Exercise description: Search the records for the string "this". Copy each line where it occurs.

┄┄┄┄┄┄

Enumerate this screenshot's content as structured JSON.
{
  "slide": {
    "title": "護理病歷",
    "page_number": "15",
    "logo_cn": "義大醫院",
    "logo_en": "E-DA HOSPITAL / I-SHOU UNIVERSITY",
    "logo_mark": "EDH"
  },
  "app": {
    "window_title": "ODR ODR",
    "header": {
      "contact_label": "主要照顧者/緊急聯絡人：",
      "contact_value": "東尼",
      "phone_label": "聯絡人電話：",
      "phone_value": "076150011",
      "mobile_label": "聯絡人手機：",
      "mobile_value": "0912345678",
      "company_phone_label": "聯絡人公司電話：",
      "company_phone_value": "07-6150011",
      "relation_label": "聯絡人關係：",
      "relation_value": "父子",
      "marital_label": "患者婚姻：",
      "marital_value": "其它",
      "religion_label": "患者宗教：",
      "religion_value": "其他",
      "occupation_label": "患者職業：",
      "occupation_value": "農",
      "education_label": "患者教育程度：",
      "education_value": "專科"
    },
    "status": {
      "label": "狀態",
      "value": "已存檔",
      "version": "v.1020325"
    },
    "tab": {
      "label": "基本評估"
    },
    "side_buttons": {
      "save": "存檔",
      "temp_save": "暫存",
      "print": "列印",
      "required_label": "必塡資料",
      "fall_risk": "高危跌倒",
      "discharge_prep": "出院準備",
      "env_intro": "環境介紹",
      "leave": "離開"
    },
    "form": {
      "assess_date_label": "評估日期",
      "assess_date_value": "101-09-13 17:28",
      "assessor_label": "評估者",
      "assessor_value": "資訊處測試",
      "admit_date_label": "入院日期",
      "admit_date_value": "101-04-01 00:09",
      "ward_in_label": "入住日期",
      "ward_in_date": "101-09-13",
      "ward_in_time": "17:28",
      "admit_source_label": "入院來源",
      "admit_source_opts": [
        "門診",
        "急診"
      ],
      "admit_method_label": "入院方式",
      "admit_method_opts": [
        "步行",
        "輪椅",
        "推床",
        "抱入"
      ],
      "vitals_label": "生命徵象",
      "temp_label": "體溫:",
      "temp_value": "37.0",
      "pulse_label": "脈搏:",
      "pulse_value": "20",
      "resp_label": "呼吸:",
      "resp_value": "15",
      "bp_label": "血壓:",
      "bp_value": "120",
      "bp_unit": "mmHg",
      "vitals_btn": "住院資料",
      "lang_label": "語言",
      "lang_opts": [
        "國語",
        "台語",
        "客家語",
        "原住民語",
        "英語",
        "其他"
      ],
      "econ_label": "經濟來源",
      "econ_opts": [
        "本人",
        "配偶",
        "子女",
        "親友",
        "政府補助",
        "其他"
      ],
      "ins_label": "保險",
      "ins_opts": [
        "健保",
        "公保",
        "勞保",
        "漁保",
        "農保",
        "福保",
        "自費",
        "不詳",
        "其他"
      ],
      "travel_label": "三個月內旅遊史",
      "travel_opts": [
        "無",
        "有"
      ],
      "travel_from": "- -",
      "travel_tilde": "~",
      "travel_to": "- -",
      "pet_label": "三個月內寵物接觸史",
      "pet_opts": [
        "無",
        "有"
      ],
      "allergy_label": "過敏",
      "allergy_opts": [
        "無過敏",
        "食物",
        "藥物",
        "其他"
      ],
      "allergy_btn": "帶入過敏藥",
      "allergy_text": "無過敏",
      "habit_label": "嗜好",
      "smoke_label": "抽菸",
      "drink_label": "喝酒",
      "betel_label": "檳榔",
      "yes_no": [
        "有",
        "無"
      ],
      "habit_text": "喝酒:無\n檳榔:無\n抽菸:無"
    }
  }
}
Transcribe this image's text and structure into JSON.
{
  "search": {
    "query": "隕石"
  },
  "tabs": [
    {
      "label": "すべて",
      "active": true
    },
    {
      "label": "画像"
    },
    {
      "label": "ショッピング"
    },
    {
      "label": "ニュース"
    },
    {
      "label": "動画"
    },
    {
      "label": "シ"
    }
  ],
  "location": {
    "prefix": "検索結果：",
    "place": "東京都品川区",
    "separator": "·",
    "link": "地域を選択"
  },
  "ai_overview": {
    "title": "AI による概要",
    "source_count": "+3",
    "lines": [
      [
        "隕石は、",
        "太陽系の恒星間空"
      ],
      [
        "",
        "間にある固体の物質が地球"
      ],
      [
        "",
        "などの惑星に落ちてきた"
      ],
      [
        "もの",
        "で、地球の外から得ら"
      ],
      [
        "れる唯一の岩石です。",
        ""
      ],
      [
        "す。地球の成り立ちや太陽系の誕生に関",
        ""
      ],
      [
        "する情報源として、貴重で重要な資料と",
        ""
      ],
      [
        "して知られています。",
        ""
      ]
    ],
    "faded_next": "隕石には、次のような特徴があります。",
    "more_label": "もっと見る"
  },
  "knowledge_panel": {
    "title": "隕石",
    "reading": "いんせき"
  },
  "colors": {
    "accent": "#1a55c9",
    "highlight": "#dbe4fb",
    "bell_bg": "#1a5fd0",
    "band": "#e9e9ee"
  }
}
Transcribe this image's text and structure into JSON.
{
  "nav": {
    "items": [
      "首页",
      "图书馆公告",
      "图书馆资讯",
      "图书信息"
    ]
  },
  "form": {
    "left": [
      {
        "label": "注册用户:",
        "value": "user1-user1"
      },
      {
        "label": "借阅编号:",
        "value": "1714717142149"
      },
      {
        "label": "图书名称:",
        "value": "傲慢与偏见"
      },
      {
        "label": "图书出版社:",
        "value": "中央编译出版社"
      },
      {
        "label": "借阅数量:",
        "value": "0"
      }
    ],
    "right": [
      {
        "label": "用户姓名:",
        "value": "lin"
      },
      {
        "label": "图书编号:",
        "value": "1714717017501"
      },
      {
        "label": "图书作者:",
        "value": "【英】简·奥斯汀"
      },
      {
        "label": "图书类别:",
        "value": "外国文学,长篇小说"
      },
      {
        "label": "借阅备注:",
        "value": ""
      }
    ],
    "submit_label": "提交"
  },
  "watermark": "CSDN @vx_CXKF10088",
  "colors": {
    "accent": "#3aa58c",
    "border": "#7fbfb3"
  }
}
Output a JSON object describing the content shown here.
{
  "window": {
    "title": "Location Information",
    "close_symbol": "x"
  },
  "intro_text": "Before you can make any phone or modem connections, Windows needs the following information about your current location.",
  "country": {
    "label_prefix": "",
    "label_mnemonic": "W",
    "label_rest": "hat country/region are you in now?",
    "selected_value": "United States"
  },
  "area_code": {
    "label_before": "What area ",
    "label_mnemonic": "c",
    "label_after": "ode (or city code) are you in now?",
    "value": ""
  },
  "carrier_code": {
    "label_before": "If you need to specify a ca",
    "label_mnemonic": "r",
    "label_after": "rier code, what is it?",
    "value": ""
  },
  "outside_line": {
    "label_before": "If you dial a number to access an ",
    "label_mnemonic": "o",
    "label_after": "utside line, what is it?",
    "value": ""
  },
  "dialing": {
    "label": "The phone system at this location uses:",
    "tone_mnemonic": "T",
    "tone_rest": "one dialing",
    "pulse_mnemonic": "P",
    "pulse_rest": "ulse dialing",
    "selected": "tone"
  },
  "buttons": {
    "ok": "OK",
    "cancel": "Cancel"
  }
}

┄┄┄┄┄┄

Response below:
Enumerate this screenshot's content as structured JSON.
Transcribe this image's text and structure into JSON.
Transcribe this image's text and structure into JSON.
    "label": "The phone system at this location uses:",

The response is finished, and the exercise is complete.